Also on the tubes, former Secretary of State James Baker spoke about the United States' options for action following Mubarak's speech last night:
UPDATE (12:05 EST)
Fox News stopped covering Egypt a few minutes ago in order to broadcast the live announcement of the Daily, News Corp's iPad newspaper, according to a tweet by Brian Stelter of the New York Times. Meanwhile, protesters and allegedly paid pro-Mubarak thugs are hurling Molotov cocktails and heavy stones through the air in Tahrir Square.
The Mubarak supporters wield machetes, clubs, daggers and other weapons to attack anti-government protesters. According to the Guardian:
Both groups are pelting each other with rocks, it's extremely violent here...people are unsure about the army position...I don't see this coming to an end, it's been going on for hours now. There are hundreds of people injured, literally hundreds of people.
Nicholas Kristoff of the New York Times confirmed rumors that the pro-Mubarak thugs show signs of premeditation:
Today President Mubarak seems to have decided to crack down on the democracy movement, using not police or army troops but rather mobs of hoodlums and thugs. I’ve been spending hours on Tahrir today, and it is absurd to think of this as simply "clashes" between two rival groups. The pro-democracy protesters are unarmed and have been peaceful at every step. But the pro-Mubarak thugs are arriving in buses and are armed — and they're using their weapons.
ABC News senior foreign correspondent Jim Sciutto reports that the death toll in Egypt now surpasses that of Iran.
UPDATE (11:15 EST)
Egypt is back online and tweeting. (We're following this Twitter list and this stream of updates from experts.) Al Jazeera is live-streaming the fighting on the streets. But watching from afar is increasingly frustrating as the government stays silent today.
The same tactics used in last Thursday's violent protests are resurfacing. State authorities are firing water cannons and tear gas canisters into the crowd. Just a few minutes ago, the army fired warning shots into the air at the perimeter of Tahrir Square.
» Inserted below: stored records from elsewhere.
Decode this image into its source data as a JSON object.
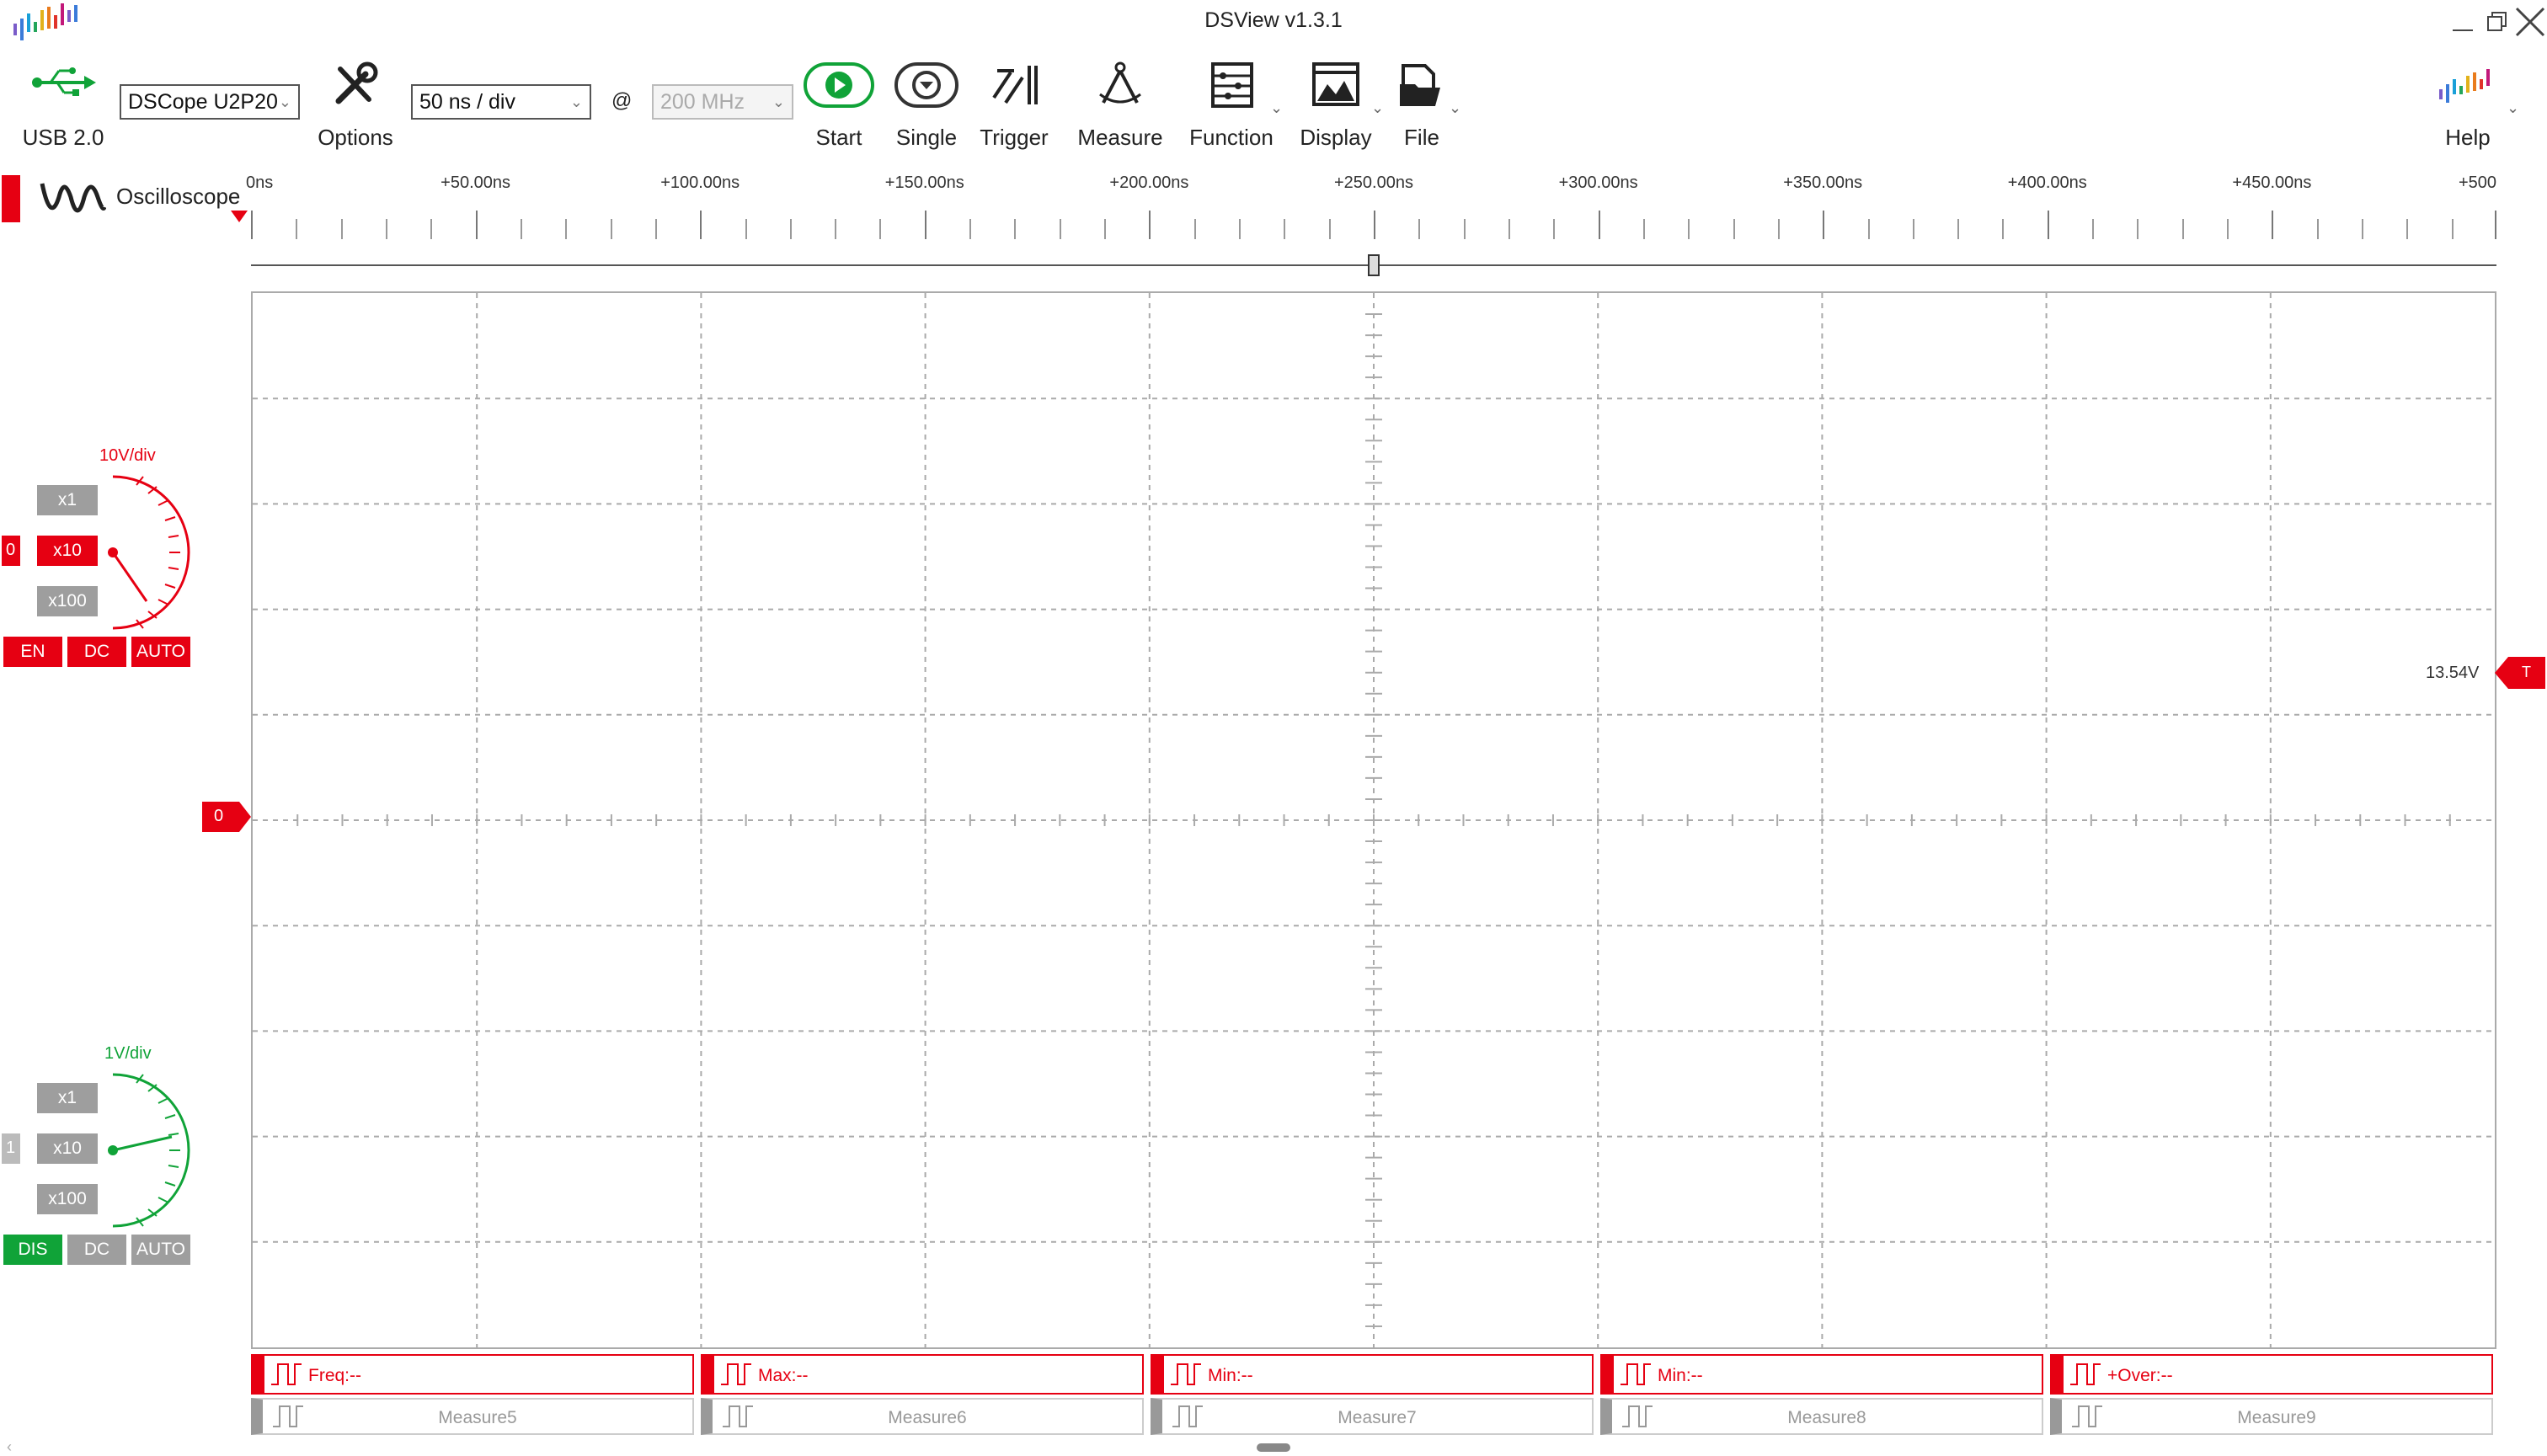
{
  "window": {
    "title": "DSView v1.3.1"
  },
  "toolbar": {
    "usb_label": "USB 2.0",
    "device": "DSCope U2P20",
    "options_label": "Options",
    "timebase": "50 ns / div",
    "at_sign": "@",
    "sample_rate": "200 MHz",
    "start_label": "Start",
    "single_label": "Single",
    "trigger_label": "Trigger",
    "measure_label": "Measure",
    "function_label": "Function",
    "display_label": "Display",
    "file_label": "File",
    "help_label": "Help"
  },
  "mode": {
    "label": "Oscilloscope"
  },
  "ruler": {
    "labels": [
      "0ns",
      "+50.00ns",
      "+100.00ns",
      "+150.00ns",
      "+200.00ns",
      "+250.00ns",
      "+300.00ns",
      "+350.00ns",
      "+400.00ns",
      "+450.00ns",
      "+500"
    ]
  },
  "channels": [
    {
      "index": "0",
      "vdiv": "10V/div",
      "color": "#e60012",
      "probe": [
        "x1",
        "x10",
        "x100"
      ],
      "selected_probe": "x10",
      "enable": "EN",
      "coupling": "DC",
      "auto": "AUTO",
      "offset_marker": "0"
    },
    {
      "index": "1",
      "vdiv": "1V/div",
      "color": "#10a338",
      "probe": [
        "x1",
        "x10",
        "x100"
      ],
      "selected_probe": "x10",
      "enable": "DIS",
      "coupling": "DC",
      "auto": "AUTO"
    }
  ],
  "trigger_level": {
    "value": "13.54V",
    "marker": "T"
  },
  "measures_active": [
    {
      "label": "Freq:--",
      "icon": "freq-icon"
    },
    {
      "label": "Max:--",
      "icon": "max-icon"
    },
    {
      "label": "Min:--",
      "icon": "min-icon"
    },
    {
      "label": "Min:--",
      "icon": "min-icon"
    },
    {
      "label": "+Over:--",
      "icon": "overshoot-icon"
    }
  ],
  "measures_inactive": [
    "Measure5",
    "Measure6",
    "Measure7",
    "Measure8",
    "Measure9"
  ]
}
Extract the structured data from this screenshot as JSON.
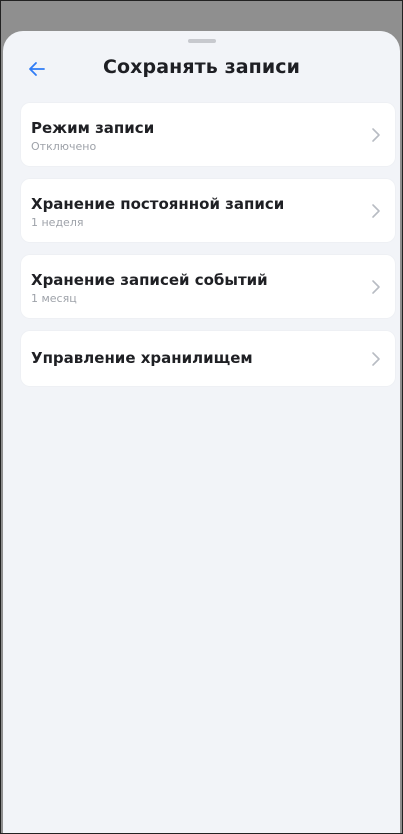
{
  "header": {
    "title": "Сохранять записи",
    "back_icon": "arrow-left-icon"
  },
  "colors": {
    "accent": "#2f7cf6",
    "background": "#f2f4f8",
    "overlay": "#8f8f8f",
    "card": "#ffffff",
    "title_text": "#1e1f24",
    "subtitle_text": "#9ea2a9",
    "chevron": "#b8bcc3"
  },
  "items": [
    {
      "label": "Режим записи",
      "value": "Отключено",
      "icon": "chevron-right-icon"
    },
    {
      "label": "Хранение постоянной записи",
      "value": "1 неделя",
      "icon": "chevron-right-icon"
    },
    {
      "label": "Хранение записей событий",
      "value": "1 месяц",
      "icon": "chevron-right-icon"
    },
    {
      "label": "Управление хранилищем",
      "icon": "chevron-right-icon"
    }
  ]
}
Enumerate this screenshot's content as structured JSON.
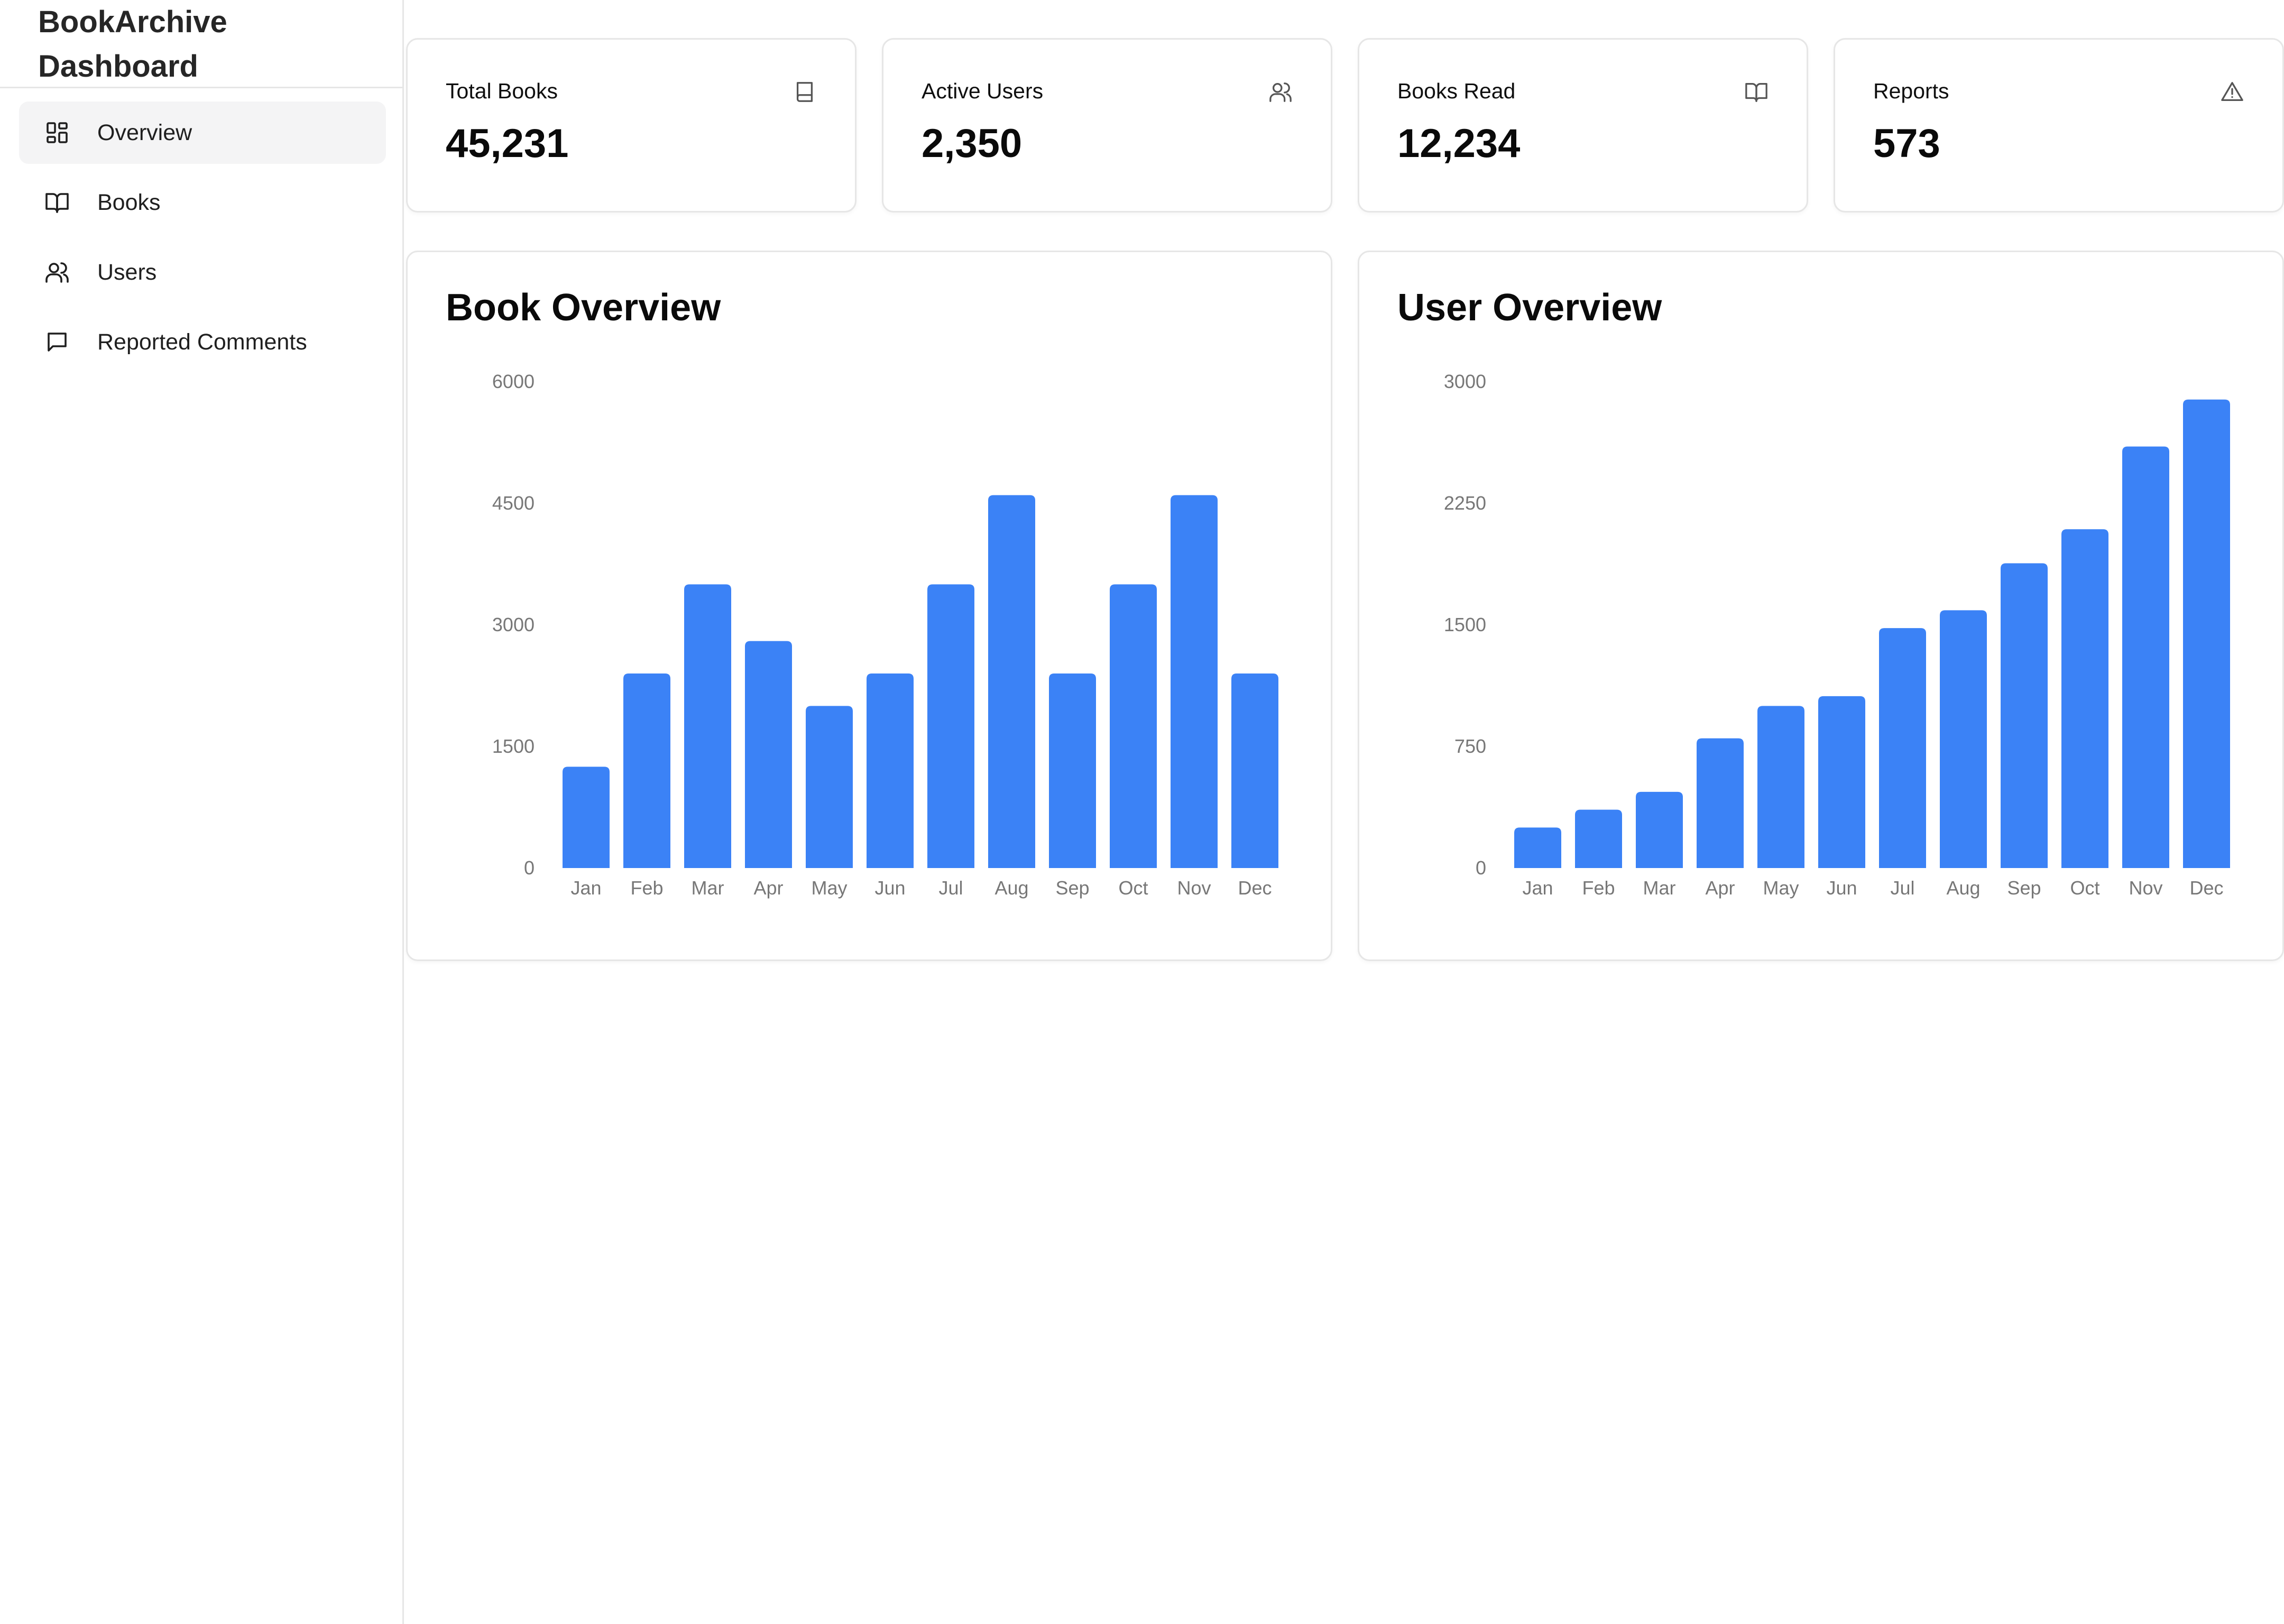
{
  "sidebar": {
    "brand": "BookArchive Dashboard",
    "items": [
      {
        "label": "Overview",
        "icon": "dashboard-icon",
        "active": true
      },
      {
        "label": "Books",
        "icon": "book-open-icon",
        "active": false
      },
      {
        "label": "Users",
        "icon": "users-icon",
        "active": false
      },
      {
        "label": "Reported Comments",
        "icon": "message-square-icon",
        "active": false
      }
    ]
  },
  "stats": [
    {
      "title": "Total Books",
      "value": "45,231",
      "icon": "book-icon"
    },
    {
      "title": "Active Users",
      "value": "2,350",
      "icon": "users-icon"
    },
    {
      "title": "Books Read",
      "value": "12,234",
      "icon": "book-open-icon"
    },
    {
      "title": "Reports",
      "value": "573",
      "icon": "alert-triangle-icon"
    }
  ],
  "colors": {
    "bar": "#3b82f6",
    "axis_text": "#777777",
    "border": "#e6e6e6",
    "active_nav": "#f4f4f5"
  },
  "chart_data": [
    {
      "type": "bar",
      "title": "Book Overview",
      "categories": [
        "Jan",
        "Feb",
        "Mar",
        "Apr",
        "May",
        "Jun",
        "Jul",
        "Aug",
        "Sep",
        "Oct",
        "Nov",
        "Dec"
      ],
      "values": [
        1250,
        2400,
        3500,
        2800,
        2000,
        2400,
        3500,
        4600,
        2400,
        3500,
        4600,
        2400
      ],
      "ylim": [
        0,
        6000
      ],
      "yticks": [
        0,
        1500,
        3000,
        4500,
        6000
      ],
      "grid": false,
      "legend": "none"
    },
    {
      "type": "bar",
      "title": "User Overview",
      "categories": [
        "Jan",
        "Feb",
        "Mar",
        "Apr",
        "May",
        "Jun",
        "Jul",
        "Aug",
        "Sep",
        "Oct",
        "Nov",
        "Dec"
      ],
      "values": [
        250,
        360,
        470,
        800,
        1000,
        1060,
        1480,
        1590,
        1880,
        2090,
        2600,
        2890
      ],
      "ylim": [
        0,
        3000
      ],
      "yticks": [
        0,
        750,
        1500,
        2250,
        3000
      ],
      "grid": false,
      "legend": "none"
    }
  ]
}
Fearing unrest in his own country, Yemeni President Ali Abdullah Saleh resigned this morning.
UPDATE (10:54 EST)
Pro-Mubarak protesters are targeting journalists in Cairo's Tahrir Square. According to ground reports on Twitter, the aggressive pro-government factions are destroying photographers' cameras and cursing Al Jazeera. Earlier, anti-government protesters created a human chain to separate the main crowd of protesters from the approaching pro-government crowd. Mubarak's supporters promptly broke through and attacked the dissenters. Women wearing crash helmets are also running into the crowd to treat the injured, an estimated 500 and growing.
This morning, human rights activist and feminist Nawal El Saadawi commented on the solidarity between men and women in this past week's protests.
UPDATE (10:04 EST)
This morning, protests in Cairo reached a new level of violence in the wake of Mubarak's refusal to step down immediately. Pro-Mubarak forces -- allegedly paid mercenaries --- clashed with anti-Mubarak protesters. Some carried whips and rode horses and camels usually reserved for tourists. In a presumed act of betrayal, the Egyptian army also turned on the protesters for the first time.
Anderson Cooper took a punch to the head as he descended into the chaos. Attempting to get close to the action, Cooper said:
We never got that far. We were set upon by pro-Mubarak supporters punching us in the head ... The crowd kept growing, kept throwing punches, kicks ... Suddenly a young man would look at you and punch you in the face.